Top of Raw data

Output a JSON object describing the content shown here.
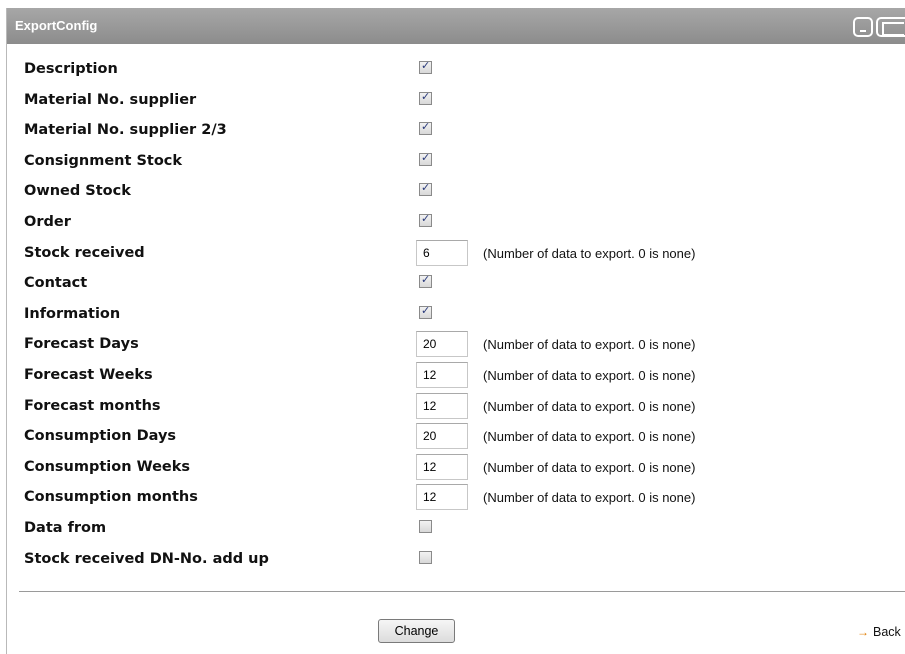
{
  "window": {
    "title": "ExportConfig"
  },
  "hint_text": "(Number of data to export. 0 is none)",
  "rows": [
    {
      "label": "Description",
      "type": "checkbox",
      "checked": true
    },
    {
      "label": "Material No. supplier",
      "type": "checkbox",
      "checked": true
    },
    {
      "label": "Material No. supplier 2/3",
      "type": "checkbox",
      "checked": true
    },
    {
      "label": "Consignment Stock",
      "type": "checkbox",
      "checked": true
    },
    {
      "label": "Owned Stock",
      "type": "checkbox",
      "checked": true
    },
    {
      "label": "Order",
      "type": "checkbox",
      "checked": true
    },
    {
      "label": "Stock received",
      "type": "number",
      "value": "6"
    },
    {
      "label": "Contact",
      "type": "checkbox",
      "checked": true
    },
    {
      "label": "Information",
      "type": "checkbox",
      "checked": true
    },
    {
      "label": "Forecast Days",
      "type": "number",
      "value": "20"
    },
    {
      "label": "Forecast Weeks",
      "type": "number",
      "value": "12"
    },
    {
      "label": "Forecast months",
      "type": "number",
      "value": "12"
    },
    {
      "label": "Consumption Days",
      "type": "number",
      "value": "20"
    },
    {
      "label": "Consumption Weeks",
      "type": "number",
      "value": "12"
    },
    {
      "label": "Consumption months",
      "type": "number",
      "value": "12"
    },
    {
      "label": "Data from",
      "type": "checkbox",
      "checked": false
    },
    {
      "label": "Stock received DN-No. add up",
      "type": "checkbox",
      "checked": false
    }
  ],
  "footer": {
    "change_label": "Change",
    "back_label": "Back",
    "back_icon": "arrow-right-icon",
    "accent_color": "#e07b00"
  }
}
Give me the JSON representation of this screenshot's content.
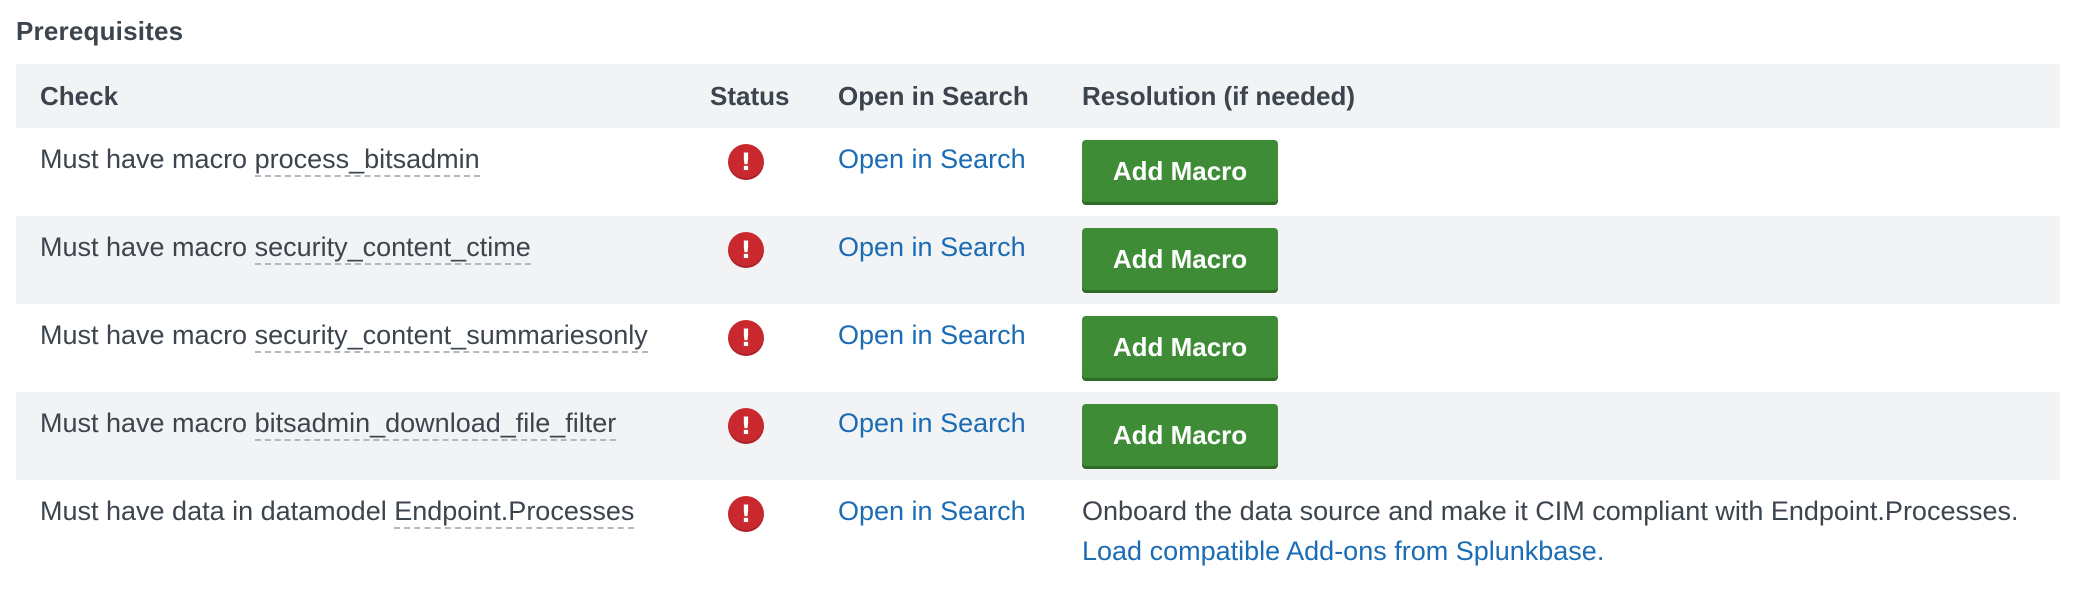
{
  "section_title": "Prerequisites",
  "table": {
    "headers": {
      "check": "Check",
      "status": "Status",
      "open_in_search": "Open in Search",
      "resolution": "Resolution (if needed)"
    },
    "rows": [
      {
        "check_prefix": "Must have macro ",
        "check_name": "process_bitsadmin",
        "status": "error",
        "open_link": "Open in Search",
        "resolution_button": "Add Macro"
      },
      {
        "check_prefix": "Must have macro ",
        "check_name": "security_content_ctime",
        "status": "error",
        "open_link": "Open in Search",
        "resolution_button": "Add Macro"
      },
      {
        "check_prefix": "Must have macro ",
        "check_name": "security_content_summariesonly",
        "status": "error",
        "open_link": "Open in Search",
        "resolution_button": "Add Macro"
      },
      {
        "check_prefix": "Must have macro ",
        "check_name": "bitsadmin_download_file_filter",
        "status": "error",
        "open_link": "Open in Search",
        "resolution_button": "Add Macro"
      },
      {
        "check_prefix": "Must have data in datamodel ",
        "check_name": "Endpoint.Processes",
        "status": "error",
        "open_link": "Open in Search",
        "resolution_text": "Onboard the data source and make it CIM compliant with Endpoint.Processes.",
        "resolution_link": "Load compatible Add-ons from Splunkbase."
      }
    ]
  },
  "status_icon_glyph": "!",
  "colors": {
    "error_red": "#c8282e",
    "button_green": "#3e8c35",
    "link_blue": "#1a6cb5",
    "header_bg": "#f2f3f5",
    "text": "#3c444d"
  }
}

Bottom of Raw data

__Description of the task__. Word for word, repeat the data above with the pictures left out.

__Your solution__.
Output a JSON object describing the content shown here.
{
  "window": {
    "title": "ExportConfig"
  },
  "hint_text": "(Number of data to export. 0 is none)",
  "rows": [
    {
      "label": "Description",
      "type": "checkbox",
      "checked": true
    },
    {
      "label": "Material No. supplier",
      "type": "checkbox",
      "checked": true
    },
    {
      "label": "Material No. supplier 2/3",
      "type": "checkbox",
      "checked": true
    },
    {
      "label": "Consignment Stock",
      "type": "checkbox",
      "checked": true
    },
    {
      "label": "Owned Stock",
      "type": "checkbox",
      "checked": true
    },
    {
      "label": "Order",
      "type": "checkbox",
      "checked": true
    },
    {
      "label": "Stock received",
      "type": "number",
      "value": "6"
    },
    {
      "label": "Contact",
      "type": "checkbox",
      "checked": true
    },
    {
      "label": "Information",
      "type": "checkbox",
      "checked": true
    },
    {
      "label": "Forecast Days",
      "type": "number",
      "value": "20"
    },
    {
      "label": "Forecast Weeks",
      "type": "number",
      "value": "12"
    },
    {
      "label": "Forecast months",
      "type": "number",
      "value": "12"
    },
    {
      "label": "Consumption Days",
      "type": "number",
      "value": "20"
    },
    {
      "label": "Consumption Weeks",
      "type": "number",
      "value": "12"
    },
    {
      "label": "Consumption months",
      "type": "number",
      "value": "12"
    },
    {
      "label": "Data from",
      "type": "checkbox",
      "checked": false
    },
    {
      "label": "Stock received DN-No. add up",
      "type": "checkbox",
      "checked": false
    }
  ],
  "footer": {
    "change_label": "Change",
    "back_label": "Back",
    "back_icon": "arrow-right-icon",
    "accent_color": "#e07b00"
  }
}
Give me the JSON representation of this screenshot's content.
{
  "section_title": "Prerequisites",
  "table": {
    "headers": {
      "check": "Check",
      "status": "Status",
      "open_in_search": "Open in Search",
      "resolution": "Resolution (if needed)"
    },
    "rows": [
      {
        "check_prefix": "Must have macro ",
        "check_name": "process_bitsadmin",
        "status": "error",
        "open_link": "Open in Search",
        "resolution_button": "Add Macro"
      },
      {
        "check_prefix": "Must have macro ",
        "check_name": "security_content_ctime",
        "status": "error",
        "open_link": "Open in Search",
        "resolution_button": "Add Macro"
      },
      {
        "check_prefix": "Must have macro ",
        "check_name": "security_content_summariesonly",
        "status": "error",
        "open_link": "Open in Search",
        "resolution_button": "Add Macro"
      },
      {
        "check_prefix": "Must have macro ",
        "check_name": "bitsadmin_download_file_filter",
        "status": "error",
        "open_link": "Open in Search",
        "resolution_button": "Add Macro"
      },
      {
        "check_prefix": "Must have data in datamodel ",
        "check_name": "Endpoint.Processes",
        "status": "error",
        "open_link": "Open in Search",
        "resolution_text": "Onboard the data source and make it CIM compliant with Endpoint.Processes.",
        "resolution_link": "Load compatible Add-ons from Splunkbase."
      }
    ]
  },
  "status_icon_glyph": "!",
  "colors": {
    "error_red": "#c8282e",
    "button_green": "#3e8c35",
    "link_blue": "#1a6cb5",
    "header_bg": "#f2f3f5",
    "text": "#3c444d"
  }
}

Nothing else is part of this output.